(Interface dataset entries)
+ + + + + + +

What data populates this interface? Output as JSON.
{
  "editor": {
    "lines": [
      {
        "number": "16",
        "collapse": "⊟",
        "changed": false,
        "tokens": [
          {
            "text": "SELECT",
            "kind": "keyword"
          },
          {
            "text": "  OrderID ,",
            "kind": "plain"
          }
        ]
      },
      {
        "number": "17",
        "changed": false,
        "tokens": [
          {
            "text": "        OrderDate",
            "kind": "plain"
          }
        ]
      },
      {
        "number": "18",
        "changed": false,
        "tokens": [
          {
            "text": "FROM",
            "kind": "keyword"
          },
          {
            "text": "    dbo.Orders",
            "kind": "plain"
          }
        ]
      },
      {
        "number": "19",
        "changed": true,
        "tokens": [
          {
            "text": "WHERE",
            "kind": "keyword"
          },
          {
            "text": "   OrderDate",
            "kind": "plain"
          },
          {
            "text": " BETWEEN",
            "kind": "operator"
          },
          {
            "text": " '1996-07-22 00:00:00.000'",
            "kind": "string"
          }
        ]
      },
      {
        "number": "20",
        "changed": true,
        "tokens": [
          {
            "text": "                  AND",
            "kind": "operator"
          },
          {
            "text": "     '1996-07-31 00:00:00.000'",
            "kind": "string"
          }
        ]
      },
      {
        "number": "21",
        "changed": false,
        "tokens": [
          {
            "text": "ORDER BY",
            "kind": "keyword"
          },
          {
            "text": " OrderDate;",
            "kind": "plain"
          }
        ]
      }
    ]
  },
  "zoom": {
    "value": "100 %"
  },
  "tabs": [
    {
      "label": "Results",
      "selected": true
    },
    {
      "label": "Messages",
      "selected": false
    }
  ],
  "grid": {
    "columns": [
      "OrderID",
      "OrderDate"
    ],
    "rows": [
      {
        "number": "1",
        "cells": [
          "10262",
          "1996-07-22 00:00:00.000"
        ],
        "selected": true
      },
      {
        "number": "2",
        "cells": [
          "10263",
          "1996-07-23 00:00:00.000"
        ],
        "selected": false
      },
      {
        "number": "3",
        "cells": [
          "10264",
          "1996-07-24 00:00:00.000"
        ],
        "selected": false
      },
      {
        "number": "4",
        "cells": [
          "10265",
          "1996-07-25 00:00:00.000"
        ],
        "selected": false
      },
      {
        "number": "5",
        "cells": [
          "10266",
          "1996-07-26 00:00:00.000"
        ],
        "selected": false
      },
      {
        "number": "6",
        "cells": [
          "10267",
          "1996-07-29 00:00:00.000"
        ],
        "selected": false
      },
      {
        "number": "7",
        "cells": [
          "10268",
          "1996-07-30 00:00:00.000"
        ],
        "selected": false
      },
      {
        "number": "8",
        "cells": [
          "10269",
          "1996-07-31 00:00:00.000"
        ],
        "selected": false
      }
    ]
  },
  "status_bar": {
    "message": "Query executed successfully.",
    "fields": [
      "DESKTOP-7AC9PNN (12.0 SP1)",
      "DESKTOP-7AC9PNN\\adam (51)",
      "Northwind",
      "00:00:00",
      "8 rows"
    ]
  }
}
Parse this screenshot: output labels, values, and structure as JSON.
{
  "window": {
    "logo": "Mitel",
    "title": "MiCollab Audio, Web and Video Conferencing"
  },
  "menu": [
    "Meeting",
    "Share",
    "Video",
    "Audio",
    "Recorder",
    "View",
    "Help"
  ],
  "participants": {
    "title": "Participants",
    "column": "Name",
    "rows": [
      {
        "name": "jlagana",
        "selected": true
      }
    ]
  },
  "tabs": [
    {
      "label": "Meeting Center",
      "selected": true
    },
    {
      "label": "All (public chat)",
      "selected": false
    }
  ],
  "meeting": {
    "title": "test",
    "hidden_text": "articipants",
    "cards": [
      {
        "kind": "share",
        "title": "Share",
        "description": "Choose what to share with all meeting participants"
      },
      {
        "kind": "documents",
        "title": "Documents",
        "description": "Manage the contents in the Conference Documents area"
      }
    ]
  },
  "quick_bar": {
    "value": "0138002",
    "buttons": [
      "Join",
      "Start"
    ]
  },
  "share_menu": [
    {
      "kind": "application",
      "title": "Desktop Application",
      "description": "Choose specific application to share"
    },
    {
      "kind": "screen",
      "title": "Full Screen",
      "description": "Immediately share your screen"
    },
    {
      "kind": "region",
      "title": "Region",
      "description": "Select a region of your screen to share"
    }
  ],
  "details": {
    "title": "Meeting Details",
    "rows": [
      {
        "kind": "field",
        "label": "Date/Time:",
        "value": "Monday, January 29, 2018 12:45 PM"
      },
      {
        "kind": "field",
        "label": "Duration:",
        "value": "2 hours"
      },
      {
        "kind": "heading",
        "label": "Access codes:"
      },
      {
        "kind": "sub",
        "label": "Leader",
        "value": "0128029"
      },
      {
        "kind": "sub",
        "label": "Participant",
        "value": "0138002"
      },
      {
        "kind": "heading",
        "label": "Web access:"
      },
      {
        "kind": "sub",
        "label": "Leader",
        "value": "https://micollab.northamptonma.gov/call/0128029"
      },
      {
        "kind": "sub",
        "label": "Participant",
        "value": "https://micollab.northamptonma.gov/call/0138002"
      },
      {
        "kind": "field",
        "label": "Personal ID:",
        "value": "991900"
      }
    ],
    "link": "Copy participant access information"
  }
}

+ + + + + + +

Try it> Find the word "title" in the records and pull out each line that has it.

Output>
    "title": "MiCollab Audio, Web and Video Conferencing"
    "title": "Participants",
    "title": "test",
        "title": "Share",
        "title": "Documents",
      "title": "Desktop Application",
      "title": "Full Screen",
      "title": "Region",
    "title": "Meeting Details",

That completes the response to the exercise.